Imagine, just to begin with, China equipping its internet with a cybernetic real-time censor that can’t be fooled by symbolic language or references to obscure rock lyrics, which the software will be more familiar with than any fan. Protest movements will be extinguished before people are even aware that they were ever part of a movement.
A couple of weeks ago I signed a petition in support of a conference planned for 17-19 April at the University of Southampton, on “International Law and the State of Israel: Legitimacy, Responsibility and Exceptionalism” that had been threatened with cancellation because of pressure from the Board of Deputies of British Jews and the UK Zionist Federation; ubiquitous-parking enthusiast and Communities minister Eric Pickles also contributed his opinion. It seemed to me an obviously legitimate academic conference, on a subject of both academic and public interest. If the choice of speakers does not cover all possible opinions on the matter — my impression is that my own view would not really coincide with any of those represented, and the framing of the topic is too politically tendentious for my taste — well, that’s unfortunate, though I’d wait until after they’d spoken to comment on what they have to say, and then opponents are free to organise their own conference.

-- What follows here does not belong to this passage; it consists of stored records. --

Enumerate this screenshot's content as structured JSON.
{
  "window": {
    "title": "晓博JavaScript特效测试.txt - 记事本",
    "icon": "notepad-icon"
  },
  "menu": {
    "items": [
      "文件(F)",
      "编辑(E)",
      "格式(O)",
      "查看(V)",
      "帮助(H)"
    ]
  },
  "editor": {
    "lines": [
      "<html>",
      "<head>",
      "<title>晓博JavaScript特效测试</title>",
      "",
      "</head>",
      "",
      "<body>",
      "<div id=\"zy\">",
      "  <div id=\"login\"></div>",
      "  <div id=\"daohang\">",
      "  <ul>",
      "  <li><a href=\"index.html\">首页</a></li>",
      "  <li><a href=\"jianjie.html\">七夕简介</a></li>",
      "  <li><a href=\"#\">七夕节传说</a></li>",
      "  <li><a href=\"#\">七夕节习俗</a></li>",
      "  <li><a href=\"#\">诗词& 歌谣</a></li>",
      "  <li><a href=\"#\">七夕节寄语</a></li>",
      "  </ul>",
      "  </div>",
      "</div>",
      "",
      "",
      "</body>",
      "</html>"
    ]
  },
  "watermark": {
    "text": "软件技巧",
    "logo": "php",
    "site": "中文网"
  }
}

Now the university has decided to cancel the conference because of specious “health and safety” concerns: because protestors threatened violence, or because the university authorities consider them the protestors — or the conference organisers — inherently deranged. I recognised long ago that “health and safety” is the leading weasel word in the British bureaucratic vocabulary. Pretty much anything can be justified with it, and it sounds so much more decisive and incontrovertible than saying “I am worried that someone could get hurt” (or “someone could catch Ebola”).
This is a dangerous decision. As someone whose grandparents’ generation was forced out and/or murdered by brownshirt thugs who came to power in Germany and then most of Europe after applying the strategy of directed violence against opposing political and intellectual viewpoints, I am dismayed to see that Jewish organisations in the US (see, e.g., the Salaita affair) and UK have come to the conclusion that the main problem with the Third Reich was too much free speech. Never again!
This is a dangerous step. Either Southampton will make itself a pariah by this move, or it will make itself an example to other universities, who increasingly find that all that academic exchange-of-ideas mumbledy-goop just gets in the way of the free exchange of money and services with well-connected donors.